### Dataset rows describing interfaces

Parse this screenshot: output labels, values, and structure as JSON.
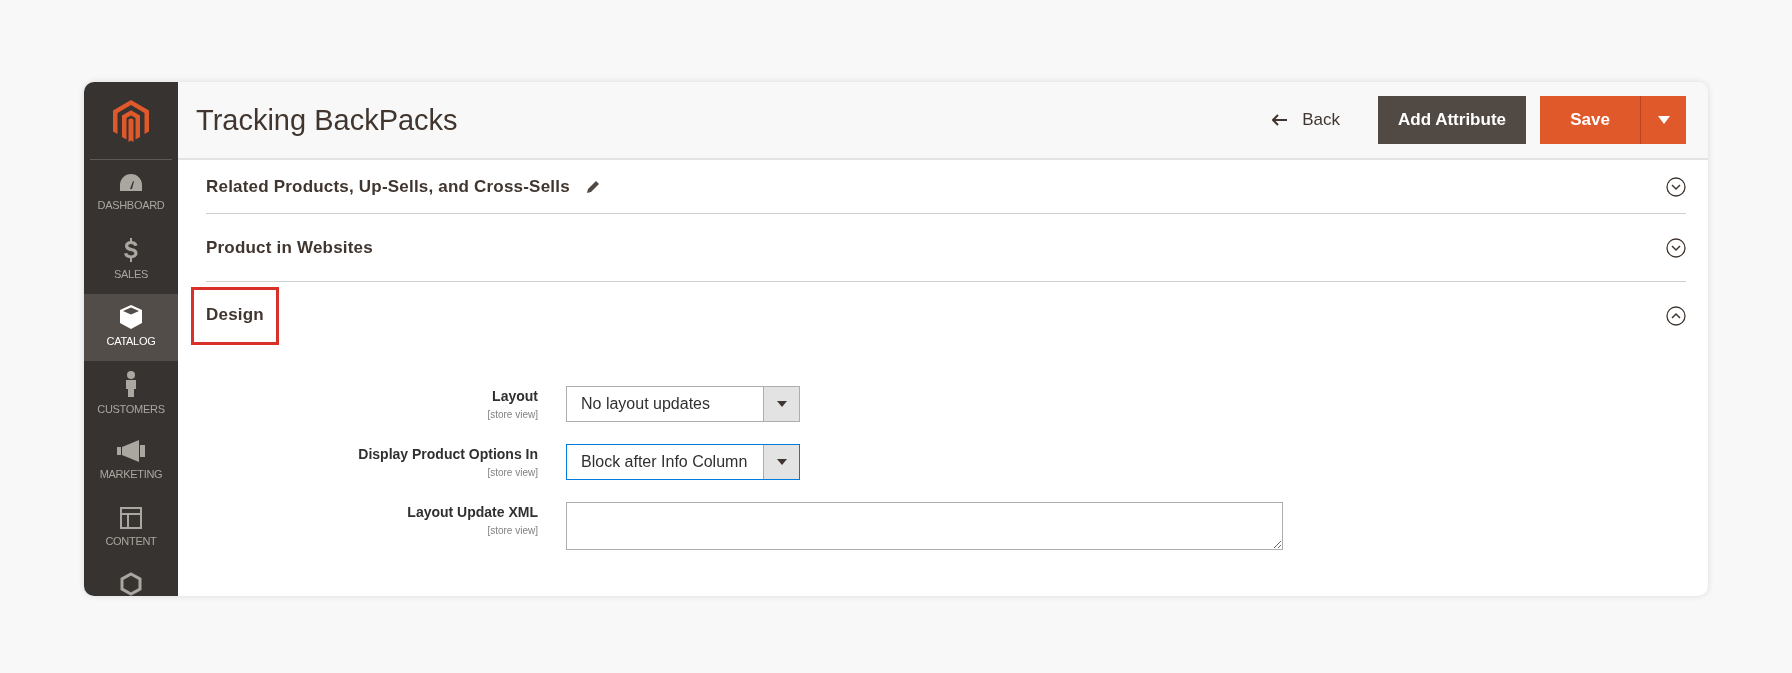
{
  "sidebar": {
    "items": [
      {
        "label": "DASHBOARD",
        "selected": false
      },
      {
        "label": "SALES",
        "selected": false
      },
      {
        "label": "CATALOG",
        "selected": true
      },
      {
        "label": "CUSTOMERS",
        "selected": false
      },
      {
        "label": "MARKETING",
        "selected": false
      },
      {
        "label": "CONTENT",
        "selected": false
      }
    ]
  },
  "header": {
    "title": "Tracking BackPacks",
    "back": "Back",
    "add_attribute": "Add Attribute",
    "save": "Save"
  },
  "sections": [
    {
      "title": "Related Products, Up-Sells, and Cross-Sells",
      "editable": true,
      "expanded": false,
      "highlighted": false
    },
    {
      "title": "Product in Websites",
      "editable": false,
      "expanded": false,
      "highlighted": false
    },
    {
      "title": "Design",
      "editable": false,
      "expanded": true,
      "highlighted": true,
      "fields": [
        {
          "kind": "select",
          "label": "Layout",
          "scope": "[store view]",
          "value": "No layout updates",
          "focused": false
        },
        {
          "kind": "select",
          "label": "Display Product Options In",
          "scope": "[store view]",
          "value": "Block after Info Column",
          "focused": true
        },
        {
          "kind": "textarea",
          "label": "Layout Update XML",
          "scope": "[store view]",
          "focused": false
        }
      ]
    }
  ]
}
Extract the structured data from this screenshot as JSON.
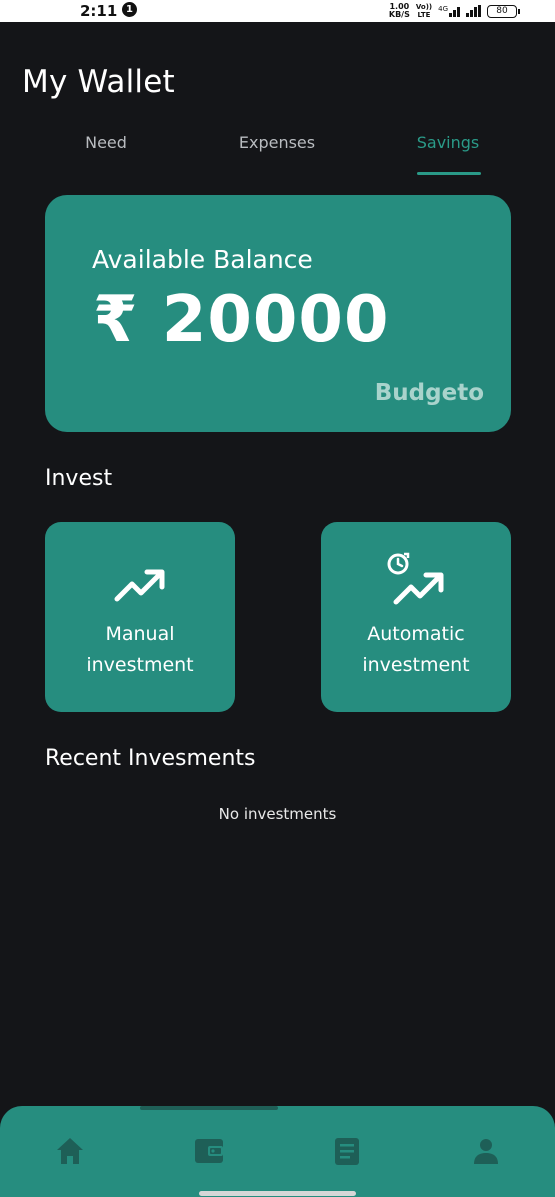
{
  "status_bar": {
    "time": "2:11",
    "notification_count": "1",
    "net_speed_value": "1.00",
    "net_speed_unit": "KB/S",
    "volte_top": "Vo))",
    "volte_bottom": "LTE",
    "network_type": "4G",
    "battery": "80"
  },
  "header": {
    "title": "My Wallet"
  },
  "tabs": [
    {
      "label": "Need",
      "active": false
    },
    {
      "label": "Expenses",
      "active": false
    },
    {
      "label": "Savings",
      "active": true
    }
  ],
  "balance_card": {
    "label": "Available Balance",
    "amount": "₹ 20000",
    "brand": "Budgeto"
  },
  "invest": {
    "title": "Invest",
    "tiles": [
      {
        "line1": "Manual",
        "line2": "investment",
        "icon": "trending-up-icon"
      },
      {
        "line1": "Automatic",
        "line2": "investment",
        "icon": "auto-trending-up-icon"
      }
    ]
  },
  "recent": {
    "title": "Recent Invesments",
    "empty_text": "No investments"
  },
  "bottom_nav": {
    "items": [
      {
        "icon": "home-icon"
      },
      {
        "icon": "wallet-icon"
      },
      {
        "icon": "document-icon"
      },
      {
        "icon": "profile-icon"
      }
    ]
  },
  "colors": {
    "background": "#141518",
    "accent": "#268d7f",
    "accent_text": "#2a9a88",
    "nav_icon": "#1e5f57"
  }
}
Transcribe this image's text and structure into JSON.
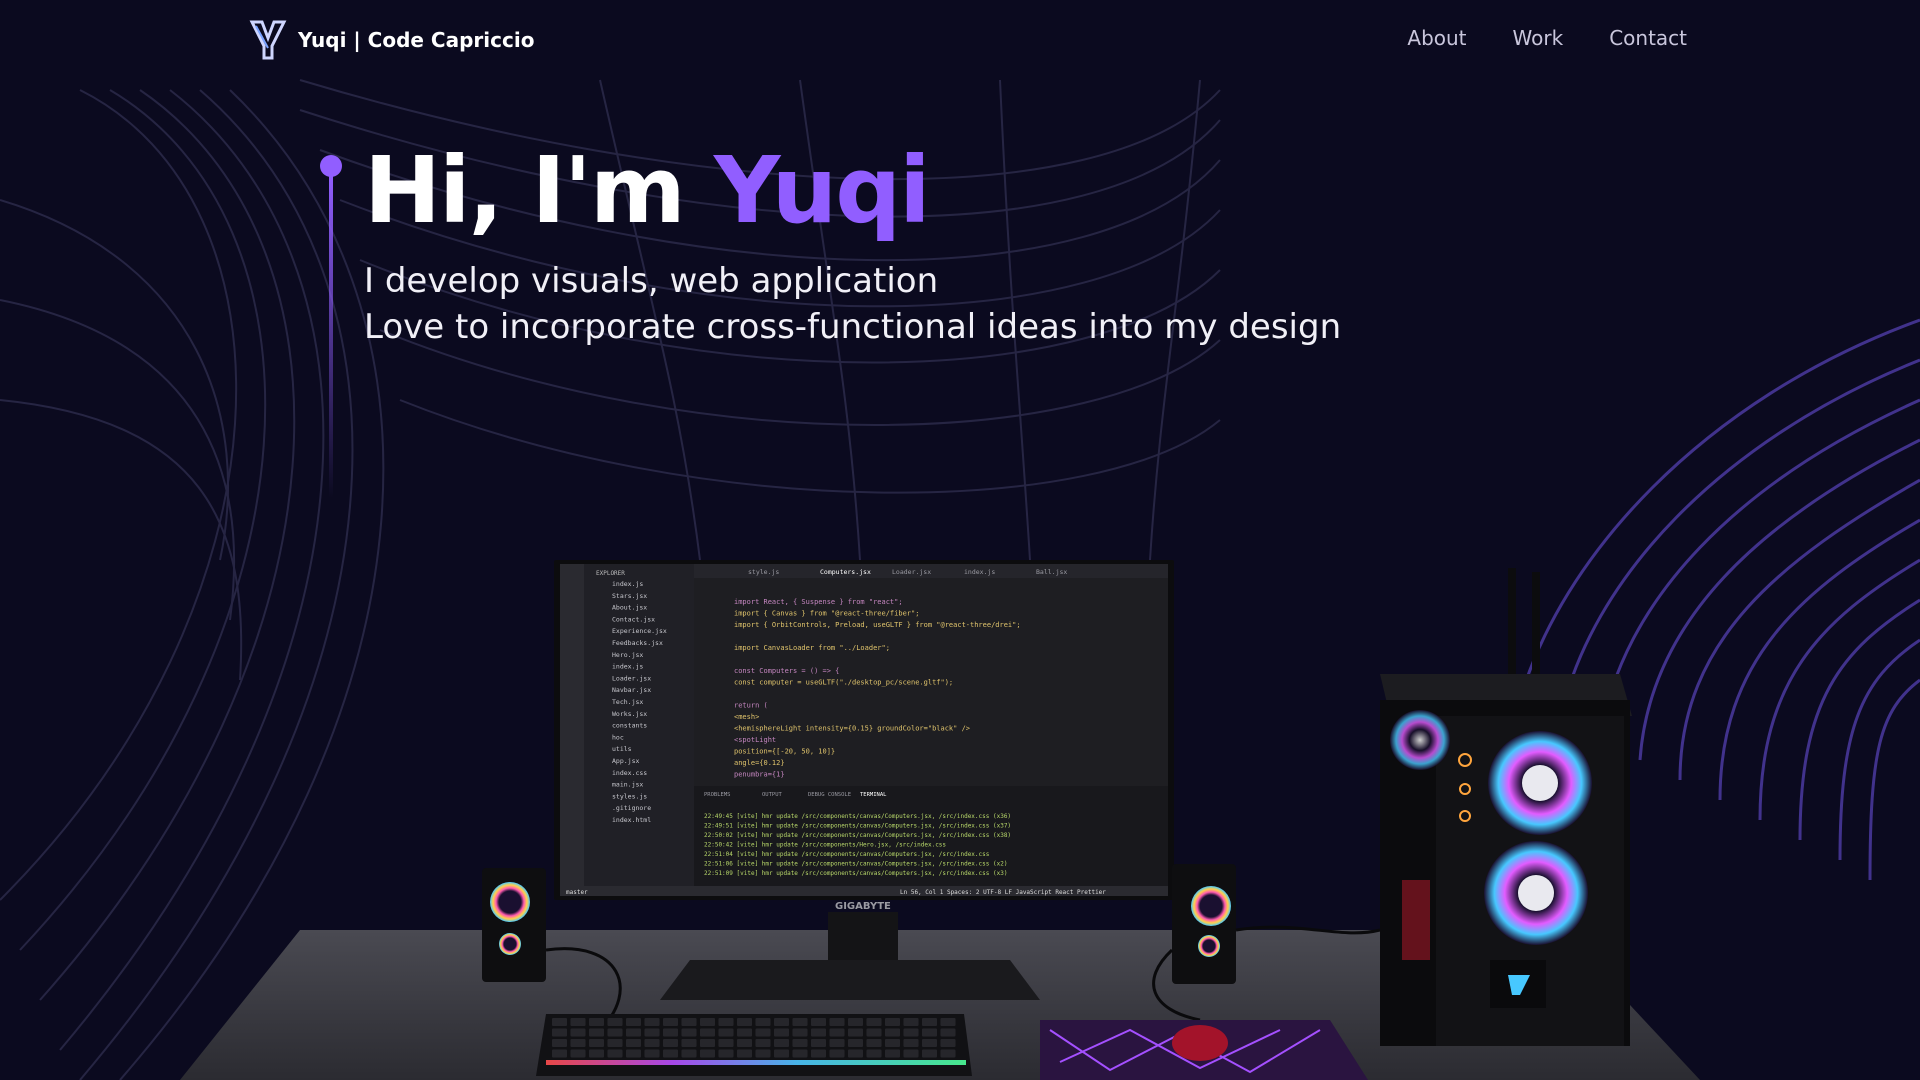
{
  "nav": {
    "brand": "Yuqi | Code Capriccio",
    "links": [
      "About",
      "Work",
      "Contact"
    ]
  },
  "hero": {
    "greeting": "Hi, I'm ",
    "name": "Yuqi",
    "line1": "I develop visuals, web application",
    "line2": "Love to incorporate cross-functional ideas into my design"
  },
  "scene": {
    "monitor_brand": "GIGABYTE",
    "editor_tabs": [
      "style.js",
      "Computers.jsx",
      "Loader.jsx",
      "index.js",
      "Ball.jsx"
    ],
    "explorer_title": "EXPLORER",
    "explorer_files": [
      "index.js",
      "Stars.jsx",
      "About.jsx",
      "Contact.jsx",
      "Experience.jsx",
      "Feedbacks.jsx",
      "Hero.jsx",
      "index.js",
      "Loader.jsx",
      "Navbar.jsx",
      "Tech.jsx",
      "Works.jsx",
      "constants",
      "hoc",
      "utils",
      "App.jsx",
      "index.css",
      "main.jsx",
      "styles.js",
      ".gitignore",
      "index.html"
    ],
    "code_lines": [
      "import React, { Suspense } from \"react\";",
      "import { Canvas } from \"@react-three/fiber\";",
      "import { OrbitControls, Preload, useGLTF } from \"@react-three/drei\";",
      "",
      "import CanvasLoader from \"../Loader\";",
      "",
      "const Computers = () => {",
      "  const computer = useGLTF(\"./desktop_pc/scene.gltf\");",
      "",
      "  return (",
      "    <mesh>",
      "      <hemisphereLight intensity={0.15} groundColor=\"black\" />",
      "      <spotLight",
      "        position={[-20, 50, 10]}",
      "        angle={0.12}",
      "        penumbra={1}"
    ],
    "panel_tabs": [
      "PROBLEMS",
      "OUTPUT",
      "DEBUG CONSOLE",
      "TERMINAL"
    ],
    "terminal_lines": [
      "22:49:45 [vite] hmr update /src/components/canvas/Computers.jsx, /src/index.css (x36)",
      "22:49:51 [vite] hmr update /src/components/canvas/Computers.jsx, /src/index.css (x37)",
      "22:50:02 [vite] hmr update /src/components/canvas/Computers.jsx, /src/index.css (x38)",
      "22:50:42 [vite] hmr update /src/components/Hero.jsx, /src/index.css",
      "22:51:04 [vite] hmr update /src/components/canvas/Computers.jsx, /src/index.css",
      "22:51:06 [vite] hmr update /src/components/canvas/Computers.jsx, /src/index.css (x2)",
      "22:51:09 [vite] hmr update /src/components/canvas/Computers.jsx, /src/index.css (x3)"
    ],
    "status_left": "master",
    "status_right": "Ln 56, Col 1   Spaces: 2   UTF-8   LF   JavaScript React   Prettier"
  },
  "colors": {
    "background": "#0b0a1f",
    "accent": "#915eff",
    "text": "#ffffff",
    "muted": "#c9c6dc"
  }
}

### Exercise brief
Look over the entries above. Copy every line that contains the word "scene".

### Answer below
  "scene": {
      "  const computer = useGLTF(\"./desktop_pc/scene.gltf\");",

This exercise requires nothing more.